  • A plant (Just make sure if you don’t have windows in the room that it’s a shade-loving plant!)
  • Artwork - I mean, if you’re gonna do it, might as well do it right. :)


The final step is so simple, but critically important -- you have to actually let everyone know that it has been re-purposed and your process around using it. :) 


I’m sure that anyone who finds themselves in need of a little privacy will be incredibly grateful. I posted a picture of our Quiet Room on my Instagram feed a few weeks ago and I couldn’t believe how many people expressed that they wish they had something similar instead of pumping on the toilet, or how they had to run to their car when they learned of a death in the family. We all need quiet spaces at one point or another.

If you have any additional suggestions, let me know!

BEFORE PHOTO -- when the room was being used as a conference room. 

 AFTER PHOTO - The official "Quiet Room"&nbsp;

AFTER PHOTO - The official "Quiet Room" 

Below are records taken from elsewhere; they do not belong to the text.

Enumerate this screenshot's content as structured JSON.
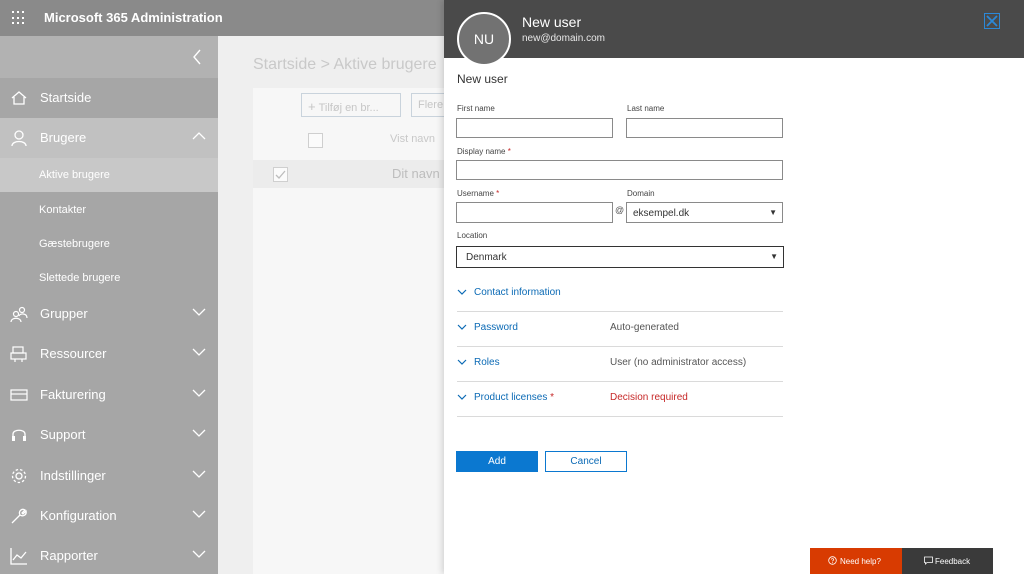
{
  "app": {
    "title": "Microsoft 365 Administration"
  },
  "sidebar": {
    "items": [
      {
        "label": "Startside",
        "icon": "home-icon"
      },
      {
        "label": "Brugere",
        "icon": "user-icon"
      },
      {
        "label": "Grupper",
        "icon": "groups-icon"
      },
      {
        "label": "Ressourcer",
        "icon": "resources-icon"
      },
      {
        "label": "Fakturering",
        "icon": "billing-icon"
      },
      {
        "label": "Support",
        "icon": "headset-icon"
      },
      {
        "label": "Indstillinger",
        "icon": "gear-icon"
      },
      {
        "label": "Konfiguration",
        "icon": "wrench-icon"
      },
      {
        "label": "Rapporter",
        "icon": "chart-icon"
      }
    ],
    "sub_items": [
      {
        "label": "Aktive brugere"
      },
      {
        "label": "Kontakter"
      },
      {
        "label": "Gæstebrugere"
      },
      {
        "label": "Slettede brugere"
      }
    ]
  },
  "main": {
    "breadcrumb": "Startside > Aktive brugere",
    "add_button": "Tilføj en br...",
    "more_button": "Flere",
    "column_header": "Vist navn",
    "row_name": "Dit navn"
  },
  "panel": {
    "avatar_initials": "NU",
    "title": "New user",
    "subtitle": "new@domain.com",
    "form_title": "New user",
    "fields": {
      "first_name_label": "First name",
      "last_name_label": "Last name",
      "display_name_label": "Display name",
      "username_label": "Username",
      "domain_label": "Domain",
      "location_label": "Location",
      "required_mark": "*",
      "at_sign": "@",
      "domain_value": "eksempel.dk",
      "location_value": "Denmark",
      "first_name_value": "",
      "last_name_value": "",
      "display_name_value": "",
      "username_value": ""
    },
    "sections": [
      {
        "title": "Contact information",
        "value": ""
      },
      {
        "title": "Password",
        "value": "Auto-generated"
      },
      {
        "title": "Roles",
        "value": "User (no administrator access)"
      },
      {
        "title": "Product licenses",
        "value": "Decision required",
        "required": "*"
      }
    ],
    "add_label": "Add",
    "cancel_label": "Cancel"
  },
  "help": {
    "need_help": "Need help?",
    "feedback": "Feedback"
  },
  "colors": {
    "accent": "#0b78d0",
    "warning": "#c62828",
    "help": "#d83b01"
  }
}
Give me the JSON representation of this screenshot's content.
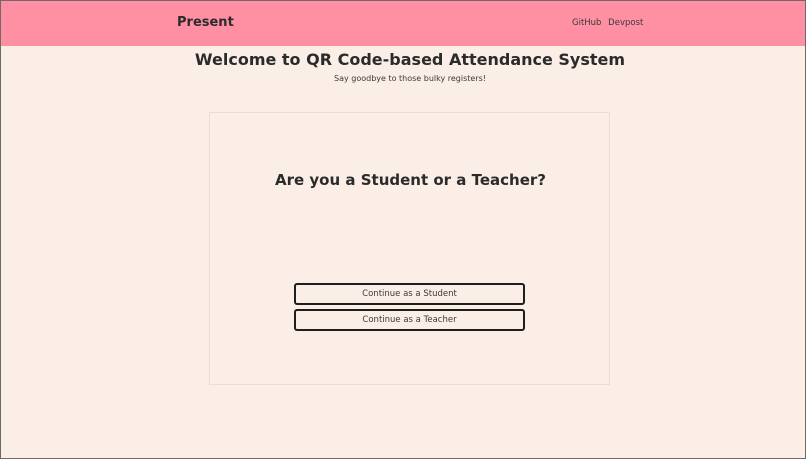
{
  "navbar": {
    "brand": "Present",
    "links": [
      "GitHub",
      "Devpost"
    ]
  },
  "hero": {
    "title": "Welcome to QR Code-based Attendance System",
    "subtitle": "Say goodbye to those bulky registers!"
  },
  "role_card": {
    "question": "Are you a Student or a Teacher?",
    "buttons": [
      "Continue as a Student",
      "Continue as a Teacher"
    ]
  },
  "colors": {
    "navbar_bg": "#ff8fa3",
    "page_bg": "#fbeee6",
    "text": "#2b2b2b",
    "button_border": "#1e1e1e"
  }
}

Note: my cousin Laura mentioned that it might be helpful to include information about the legal rights that a new mom gets based on the Patient Protection and Affordable Care Act. Great idea, Laura! Here is what I found:

The Patient Protection and Affordable Care Act (P.L. 111-148, known as the “Affordable Care Act”) amended section 7 of the Fair Labor Standards Act (“FLSA”) to require employers to provide “reasonable break time for an employee to express breast milk for her nursing child for 1 year after the child’s birth each time such employee has need to express the milk.” Employers are also required to provide “a place, other than a bathroom, that is shielded from view and free from intrusion from coworkers and the public, which may be used by an employee to express breast milk.” See 29 U.S.C. 207(r). The break time requirement became effective when the Affordable Care Act was signed into law on March 23, 2010. The Fact Sheet and the Frequently Asked Questions provide basic information about the law. (Via the US Department of Labor)